Queensland Theatre’s Company contemporary Australian production of Brisbane is unequivocally an effective piece of theatre of truth that draws upon the stories of World War II with direct focus on the city of Brisbane. Written by Matthew Ryan and directed by Iain Sinclair, the play is skillfully constructed, whereby the clever application of dramatic treatment in the style of magic realism has made for an extremely successful and entertaining piece of theatre. The play makes for an effective piece of drama as it communicates vital messages by the utilisation of the elements of drama, in particular, human context and symbolism as well as, the use of style and staging. Additionally, Ryan’s assertion, “…its impossible to truly capture the past – but we can always conjure its spirit,” (Ryan, M., 2015) exacerbates this and further highlights that to a significant extent, Brisbane is an effective piece of theatre of truth.
Brisbane is undoubtedly an effective piece of theatre of truth as the dramatic meaning in the play is ever relevant to the contemporary audience. The predominant concept of dealing with loss is a crucial part depicted in the on-stage action as it has a large emotional impact on the audience. Annie Fisher (Veronica Neave) is a loving mother, who struggles with the death of her son Frank (Conrad Coleby). Post the tragic news; her denial is made obvious through her strange mannerisms, particularly when she searches for Frank across Brisbane in hope of his return. To take on the role of a heartbroken mother, Veronica skilfully explores the emotions and actions one endures during the stages of grief and hence, obtains a quiet and hurt voice as well as displaying soft actions to further show the audience that Annie is dealing with loss. The loss of a loved one elicits a tragic response and this reaction to death has not changed over the decades, making the play’s central idea appropriate and accessible for modern audiences. The purpose of the play was to communicate the severe impact the war had, delivering the main concept of dealing with loss, as this was a major factor inflicted onto the innocent citizens of Brisbane. Brisbane successfully delivers this message through the clever utilisation of the elements of drama, in particular human context and symbolism as well as, style and staging. Ryan’s statement, “We all look back for answers. We all want back what is lost,” (Ryan, M., 2015) further proves that World War II took a huge toll on the people of Brisbane during this era as they lost their innocence and were forced to cope with the harsh reality of war, death.
The universal and powerful concept of dealing with loss is communicated to the audience through the skilful use of elements of drama exhibited in the performance.

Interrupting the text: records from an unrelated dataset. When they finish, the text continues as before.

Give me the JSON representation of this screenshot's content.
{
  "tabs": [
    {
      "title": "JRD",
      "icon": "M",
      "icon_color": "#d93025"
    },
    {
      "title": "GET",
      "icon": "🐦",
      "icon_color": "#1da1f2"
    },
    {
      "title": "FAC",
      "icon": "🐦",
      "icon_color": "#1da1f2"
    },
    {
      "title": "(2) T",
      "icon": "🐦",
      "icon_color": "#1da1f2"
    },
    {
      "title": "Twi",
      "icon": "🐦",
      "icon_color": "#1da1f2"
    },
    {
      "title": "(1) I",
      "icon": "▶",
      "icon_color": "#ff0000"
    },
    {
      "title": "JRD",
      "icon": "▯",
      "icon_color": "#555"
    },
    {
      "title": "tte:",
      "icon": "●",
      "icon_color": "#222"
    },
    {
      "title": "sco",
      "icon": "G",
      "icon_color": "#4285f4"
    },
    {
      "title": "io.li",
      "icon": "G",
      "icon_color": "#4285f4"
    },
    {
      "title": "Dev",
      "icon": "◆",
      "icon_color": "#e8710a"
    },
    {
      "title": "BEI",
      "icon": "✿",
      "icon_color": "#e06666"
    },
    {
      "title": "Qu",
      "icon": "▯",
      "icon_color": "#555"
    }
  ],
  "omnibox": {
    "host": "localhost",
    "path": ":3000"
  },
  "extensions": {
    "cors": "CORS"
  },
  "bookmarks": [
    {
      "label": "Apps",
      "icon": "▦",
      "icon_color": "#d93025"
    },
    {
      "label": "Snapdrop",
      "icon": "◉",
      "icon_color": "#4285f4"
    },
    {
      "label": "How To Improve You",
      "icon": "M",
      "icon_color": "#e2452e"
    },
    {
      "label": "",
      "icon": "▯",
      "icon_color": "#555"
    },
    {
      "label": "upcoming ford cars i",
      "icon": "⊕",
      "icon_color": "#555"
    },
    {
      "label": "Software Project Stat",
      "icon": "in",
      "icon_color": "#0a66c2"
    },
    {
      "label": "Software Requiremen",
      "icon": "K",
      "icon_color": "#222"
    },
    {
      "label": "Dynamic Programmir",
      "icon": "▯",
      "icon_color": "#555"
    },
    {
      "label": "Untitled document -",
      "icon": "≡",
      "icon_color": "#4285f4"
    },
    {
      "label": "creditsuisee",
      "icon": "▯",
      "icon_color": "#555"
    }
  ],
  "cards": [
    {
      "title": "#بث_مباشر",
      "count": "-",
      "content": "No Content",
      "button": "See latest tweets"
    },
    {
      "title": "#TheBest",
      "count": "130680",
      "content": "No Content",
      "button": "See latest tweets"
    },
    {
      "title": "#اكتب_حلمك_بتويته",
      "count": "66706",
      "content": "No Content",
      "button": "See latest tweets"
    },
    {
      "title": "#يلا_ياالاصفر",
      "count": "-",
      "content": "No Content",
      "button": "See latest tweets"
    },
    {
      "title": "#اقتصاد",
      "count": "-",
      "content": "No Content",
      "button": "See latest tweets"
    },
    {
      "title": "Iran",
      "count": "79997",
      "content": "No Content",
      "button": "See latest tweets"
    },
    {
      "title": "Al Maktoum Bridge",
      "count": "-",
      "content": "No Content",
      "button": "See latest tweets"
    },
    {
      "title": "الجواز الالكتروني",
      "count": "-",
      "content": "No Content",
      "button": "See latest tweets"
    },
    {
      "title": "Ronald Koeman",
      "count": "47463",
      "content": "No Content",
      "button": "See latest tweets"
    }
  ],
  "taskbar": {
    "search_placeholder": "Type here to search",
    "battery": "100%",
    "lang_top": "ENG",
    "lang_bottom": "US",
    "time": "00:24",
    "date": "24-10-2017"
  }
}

The human context, more specifically, the relationships between characters, was created on-stage by numerous acting techniques and taking into consideration the Stanislavski’s system, in aim of delivering the required dramatic action to achieve thorough communication of the underlining theme. An integral relationship shared in Brisbane is one of mother and son, Danny (Dash Kruck) and Annie Fisher, whereby, Danny pretends to be his elder brother in attempt to ease the pain his mother is experiencing. When this moment occurs on-stage, Kruck utilises vocal and physical techniques to show his position in the situation and to also, position the viewers to understand that he and his mother are struggling to cope with the challenges of war, chiefly loss. For example, Kruck projects a hesitant voice and also, spatially obtains awkward body language when standing on a stool behind Neave, revealing that Danny is uncertain whether pretending to his mother is the moral thing to carry out in the circumstance. Clearly, through the uncomfortable relationship presented on-stage comprehended by the clever utilisation of acting techniques and also, more explicitly, the character of Danny not being